The Ethereum blockchain has been designed with the best capacity for this purpose. That is, in particular, because of its smart contracts capability through which digital files on the shared ledger are given unique characteristics.
We've already seen the successful launch and sale of art pieces on the Ethereum blockchain as NFTs. At the beginning of the year, we saw Jack Dorsey's first-ever tweet sell for $2.9 million as an NFT. Christie's facilitated a $69 million NFT auction of a digital collage by an artist known as Beeple. This is a trend that can only grow with time.
Several marketplaces have emerged where art pieces created on the blockchain as NFTs are sold. These marketplaces include OpenSea, Raible, and SuperRare.
Like with physical artworks, those who buy NFTs are mostly collectors and investors who hope that whatever they buy will grow in price over time. Of course, much of the value comes from market sentiment on the asset and not any utility function.
Indeed, the gaming industry is also turning out to be an early adopter of the NFT application of blockchain technology. Video games are full of digital assets that need to be unique and different such as skins and weapons. These are better managed as NFTs on the blockchain.
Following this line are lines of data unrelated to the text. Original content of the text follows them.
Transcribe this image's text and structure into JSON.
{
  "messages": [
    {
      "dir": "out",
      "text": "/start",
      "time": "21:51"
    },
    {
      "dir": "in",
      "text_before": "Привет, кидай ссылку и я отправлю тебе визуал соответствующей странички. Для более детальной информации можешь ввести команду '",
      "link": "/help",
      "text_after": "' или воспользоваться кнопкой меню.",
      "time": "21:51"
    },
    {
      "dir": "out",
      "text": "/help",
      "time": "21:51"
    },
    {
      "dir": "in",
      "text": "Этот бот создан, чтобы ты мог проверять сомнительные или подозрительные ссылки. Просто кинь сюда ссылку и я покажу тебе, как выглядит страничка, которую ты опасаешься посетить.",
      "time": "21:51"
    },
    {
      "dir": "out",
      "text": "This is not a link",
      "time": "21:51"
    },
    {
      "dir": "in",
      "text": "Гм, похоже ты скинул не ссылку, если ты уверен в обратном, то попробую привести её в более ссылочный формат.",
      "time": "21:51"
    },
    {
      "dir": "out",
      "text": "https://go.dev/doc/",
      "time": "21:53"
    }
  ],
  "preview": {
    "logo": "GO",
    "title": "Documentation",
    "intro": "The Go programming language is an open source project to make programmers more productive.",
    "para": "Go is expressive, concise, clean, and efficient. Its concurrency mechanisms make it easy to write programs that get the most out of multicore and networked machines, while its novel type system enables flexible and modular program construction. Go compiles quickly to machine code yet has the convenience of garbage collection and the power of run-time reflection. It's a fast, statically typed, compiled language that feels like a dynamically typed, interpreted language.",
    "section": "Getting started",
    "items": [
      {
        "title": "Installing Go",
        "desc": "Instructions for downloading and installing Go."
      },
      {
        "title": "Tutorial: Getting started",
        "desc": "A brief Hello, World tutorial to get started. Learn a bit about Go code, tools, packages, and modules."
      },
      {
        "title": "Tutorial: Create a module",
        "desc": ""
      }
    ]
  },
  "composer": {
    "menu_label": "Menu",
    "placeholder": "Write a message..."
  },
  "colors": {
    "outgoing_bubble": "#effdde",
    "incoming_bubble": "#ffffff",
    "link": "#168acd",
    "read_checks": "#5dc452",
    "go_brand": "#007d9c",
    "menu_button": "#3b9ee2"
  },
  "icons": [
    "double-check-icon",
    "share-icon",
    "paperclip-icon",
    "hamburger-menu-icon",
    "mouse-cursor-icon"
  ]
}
While traditional physical art pieces will continue being attractive and growing in value, in the future, however, we are likely to see a growing class of art that is created, owned, and traded in digital form as NFTs. Thanks to blockchain technology, this art will be rare and therefore as valuable as physical art pieces.